Work request: Every line of the data below should be repeated exactly, and no picture should be copied.

(Beginning of Data for this task)

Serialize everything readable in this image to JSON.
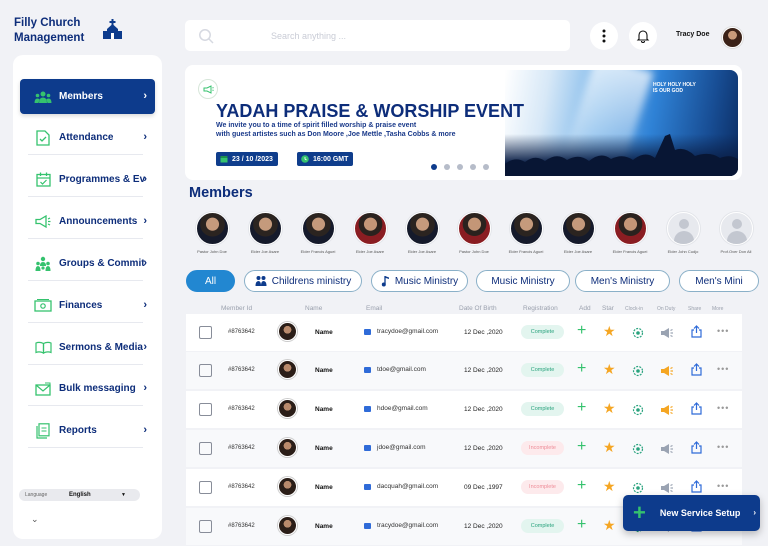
{
  "brand": {
    "line1": "Filly Church",
    "line2": "Management"
  },
  "sidebar": {
    "items": [
      {
        "label": "Members",
        "icon": "members-icon",
        "active": true
      },
      {
        "label": "Attendance",
        "icon": "attendance-icon"
      },
      {
        "label": "Programmes & Eve...",
        "icon": "calendar-icon"
      },
      {
        "label": "Announcements",
        "icon": "megaphone-icon"
      },
      {
        "label": "Groups & Committ...",
        "icon": "groups-icon"
      },
      {
        "label": "Finances",
        "icon": "money-icon"
      },
      {
        "label": "Sermons & Media",
        "icon": "book-icon"
      },
      {
        "label": "Bulk messaging",
        "icon": "mail-icon"
      },
      {
        "label": "Reports",
        "icon": "reports-icon"
      }
    ],
    "language": {
      "label": "Language",
      "value": "English"
    }
  },
  "header": {
    "search_placeholder": "Search anything ...",
    "user_name": "Tracy Doe"
  },
  "banner": {
    "title": "YADAH PRAISE & WORSHIP EVENT",
    "desc_line1": "We invite you to a time of spirit filled worship & praise event",
    "desc_line2": "with guest artistes such as Don Moore ,Joe Mettle ,Tasha Cobbs & more",
    "date": "23 / 10 /2023",
    "time": "16:00 GMT",
    "image_sign_line1": "HOLY HOLY HOLY",
    "image_sign_line2": "IS OUR GOD"
  },
  "members_title": "Members",
  "member_cards": [
    {
      "name": "Pastor John Doe",
      "style": "dark"
    },
    {
      "name": "Elder Joe Asare",
      "style": "dark"
    },
    {
      "name": "Elder Francis Aguei",
      "style": "dark"
    },
    {
      "name": "Elder Joe Asare",
      "style": "red"
    },
    {
      "name": "Elder Joe Asare",
      "style": "dark"
    },
    {
      "name": "Pastor John Doe",
      "style": "red"
    },
    {
      "name": "Elder Francis Aguei",
      "style": "dark"
    },
    {
      "name": "Elder Joe Asare",
      "style": "dark"
    },
    {
      "name": "Elder Francis Aguei",
      "style": "red"
    },
    {
      "name": "Elder John Cudjo",
      "style": "placeholder"
    },
    {
      "name": "Prof.Over Don Ali",
      "style": "placeholder"
    }
  ],
  "filters": [
    {
      "label": "All",
      "active": true
    },
    {
      "label": "Childrens ministry",
      "icon": "children-icon"
    },
    {
      "label": "Music Ministry",
      "icon": "music-note-icon"
    },
    {
      "label": "Music Ministry"
    },
    {
      "label": "Men's Ministry"
    },
    {
      "label": "Men's Mini"
    }
  ],
  "table": {
    "headers": [
      "Member Id",
      "Name",
      "Email",
      "Date Of Birth",
      "Registration",
      "Add",
      "Star",
      "Clock-in",
      "On Duty",
      "Share",
      "More"
    ],
    "rows": [
      {
        "id": "#8763642",
        "name": "Name",
        "email": "tracydoe@gmail.com",
        "dob": "12 Dec ,2020",
        "registration": "Complete",
        "status": "ok",
        "duty_active": false
      },
      {
        "id": "#8763642",
        "name": "Name",
        "email": "tdoe@gmail.com",
        "dob": "12 Dec ,2020",
        "registration": "Complete",
        "status": "ok",
        "duty_active": true
      },
      {
        "id": "#8763642",
        "name": "Name",
        "email": "hdoe@gmail.com",
        "dob": "12 Dec ,2020",
        "registration": "Complete",
        "status": "ok",
        "duty_active": true
      },
      {
        "id": "#8763642",
        "name": "Name",
        "email": "jdoe@gmail.com",
        "dob": "12 Dec ,2020",
        "registration": "Incomplete",
        "status": "bad",
        "duty_active": false
      },
      {
        "id": "#8763642",
        "name": "Name",
        "email": "dacquah@gmail.com",
        "dob": "09 Dec ,1997",
        "registration": "Incomplete",
        "status": "bad",
        "duty_active": false
      },
      {
        "id": "#8763642",
        "name": "Name",
        "email": "tracydoe@gmail.com",
        "dob": "12 Dec ,2020",
        "registration": "Complete",
        "status": "ok",
        "duty_active": false
      }
    ]
  },
  "cta": {
    "label": "New Service Setup"
  },
  "colors": {
    "primary": "#0d3b8c",
    "accent_green": "#35c26e",
    "star": "#f5a623",
    "pill_blue": "#2287d1"
  }
}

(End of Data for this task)

Exercise answer:
Serialize everything readable in this image to JSON.
{
  "brand": {
    "line1": "Filly Church",
    "line2": "Management"
  },
  "sidebar": {
    "items": [
      {
        "label": "Members",
        "icon": "members-icon",
        "active": true
      },
      {
        "label": "Attendance",
        "icon": "attendance-icon"
      },
      {
        "label": "Programmes & Eve...",
        "icon": "calendar-icon"
      },
      {
        "label": "Announcements",
        "icon": "megaphone-icon"
      },
      {
        "label": "Groups & Committ...",
        "icon": "groups-icon"
      },
      {
        "label": "Finances",
        "icon": "money-icon"
      },
      {
        "label": "Sermons & Media",
        "icon": "book-icon"
      },
      {
        "label": "Bulk messaging",
        "icon": "mail-icon"
      },
      {
        "label": "Reports",
        "icon": "reports-icon"
      }
    ],
    "language": {
      "label": "Language",
      "value": "English"
    }
  },
  "header": {
    "search_placeholder": "Search anything ...",
    "user_name": "Tracy Doe"
  },
  "banner": {
    "title": "YADAH PRAISE & WORSHIP EVENT",
    "desc_line1": "We invite you to a time of spirit filled worship & praise event",
    "desc_line2": "with guest artistes such as Don Moore ,Joe Mettle ,Tasha Cobbs & more",
    "date": "23 / 10 /2023",
    "time": "16:00 GMT",
    "image_sign_line1": "HOLY HOLY HOLY",
    "image_sign_line2": "IS OUR GOD"
  },
  "members_title": "Members",
  "member_cards": [
    {
      "name": "Pastor John Doe",
      "style": "dark"
    },
    {
      "name": "Elder Joe Asare",
      "style": "dark"
    },
    {
      "name": "Elder Francis Aguei",
      "style": "dark"
    },
    {
      "name": "Elder Joe Asare",
      "style": "red"
    },
    {
      "name": "Elder Joe Asare",
      "style": "dark"
    },
    {
      "name": "Pastor John Doe",
      "style": "red"
    },
    {
      "name": "Elder Francis Aguei",
      "style": "dark"
    },
    {
      "name": "Elder Joe Asare",
      "style": "dark"
    },
    {
      "name": "Elder Francis Aguei",
      "style": "red"
    },
    {
      "name": "Elder John Cudjo",
      "style": "placeholder"
    },
    {
      "name": "Prof.Over Don Ali",
      "style": "placeholder"
    }
  ],
  "filters": [
    {
      "label": "All",
      "active": true
    },
    {
      "label": "Childrens ministry",
      "icon": "children-icon"
    },
    {
      "label": "Music Ministry",
      "icon": "music-note-icon"
    },
    {
      "label": "Music Ministry"
    },
    {
      "label": "Men's Ministry"
    },
    {
      "label": "Men's Mini"
    }
  ],
  "table": {
    "headers": [
      "Member Id",
      "Name",
      "Email",
      "Date Of Birth",
      "Registration",
      "Add",
      "Star",
      "Clock-in",
      "On Duty",
      "Share",
      "More"
    ],
    "rows": [
      {
        "id": "#8763642",
        "name": "Name",
        "email": "tracydoe@gmail.com",
        "dob": "12 Dec ,2020",
        "registration": "Complete",
        "status": "ok",
        "duty_active": false
      },
      {
        "id": "#8763642",
        "name": "Name",
        "email": "tdoe@gmail.com",
        "dob": "12 Dec ,2020",
        "registration": "Complete",
        "status": "ok",
        "duty_active": true
      },
      {
        "id": "#8763642",
        "name": "Name",
        "email": "hdoe@gmail.com",
        "dob": "12 Dec ,2020",
        "registration": "Complete",
        "status": "ok",
        "duty_active": true
      },
      {
        "id": "#8763642",
        "name": "Name",
        "email": "jdoe@gmail.com",
        "dob": "12 Dec ,2020",
        "registration": "Incomplete",
        "status": "bad",
        "duty_active": false
      },
      {
        "id": "#8763642",
        "name": "Name",
        "email": "dacquah@gmail.com",
        "dob": "09 Dec ,1997",
        "registration": "Incomplete",
        "status": "bad",
        "duty_active": false
      },
      {
        "id": "#8763642",
        "name": "Name",
        "email": "tracydoe@gmail.com",
        "dob": "12 Dec ,2020",
        "registration": "Complete",
        "status": "ok",
        "duty_active": false
      }
    ]
  },
  "cta": {
    "label": "New Service Setup"
  },
  "colors": {
    "primary": "#0d3b8c",
    "accent_green": "#35c26e",
    "star": "#f5a623",
    "pill_blue": "#2287d1"
  }
}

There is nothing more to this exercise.